TASK MATERIAL section start

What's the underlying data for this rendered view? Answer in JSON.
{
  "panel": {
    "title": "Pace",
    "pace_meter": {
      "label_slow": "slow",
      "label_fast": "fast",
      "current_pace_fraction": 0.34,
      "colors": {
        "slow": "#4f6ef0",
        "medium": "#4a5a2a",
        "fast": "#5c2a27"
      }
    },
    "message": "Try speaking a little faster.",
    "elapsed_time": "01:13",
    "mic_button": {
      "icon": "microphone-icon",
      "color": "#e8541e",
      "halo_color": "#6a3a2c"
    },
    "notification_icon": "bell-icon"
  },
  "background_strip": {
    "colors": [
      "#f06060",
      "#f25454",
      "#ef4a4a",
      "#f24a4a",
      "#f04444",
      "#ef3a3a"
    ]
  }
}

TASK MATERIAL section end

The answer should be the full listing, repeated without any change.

COMPLETED EXERCISE ::
What's the underlying data for this rendered view? Answer in JSON.
{
  "panel": {
    "title": "Pace",
    "pace_meter": {
      "label_slow": "slow",
      "label_fast": "fast",
      "current_pace_fraction": 0.34,
      "colors": {
        "slow": "#4f6ef0",
        "medium": "#4a5a2a",
        "fast": "#5c2a27"
      }
    },
    "message": "Try speaking a little faster.",
    "elapsed_time": "01:13",
    "mic_button": {
      "icon": "microphone-icon",
      "color": "#e8541e",
      "halo_color": "#6a3a2c"
    },
    "notification_icon": "bell-icon"
  },
  "background_strip": {
    "colors": [
      "#f06060",
      "#f25454",
      "#ef4a4a",
      "#f24a4a",
      "#f04444",
      "#ef3a3a"
    ]
  }
}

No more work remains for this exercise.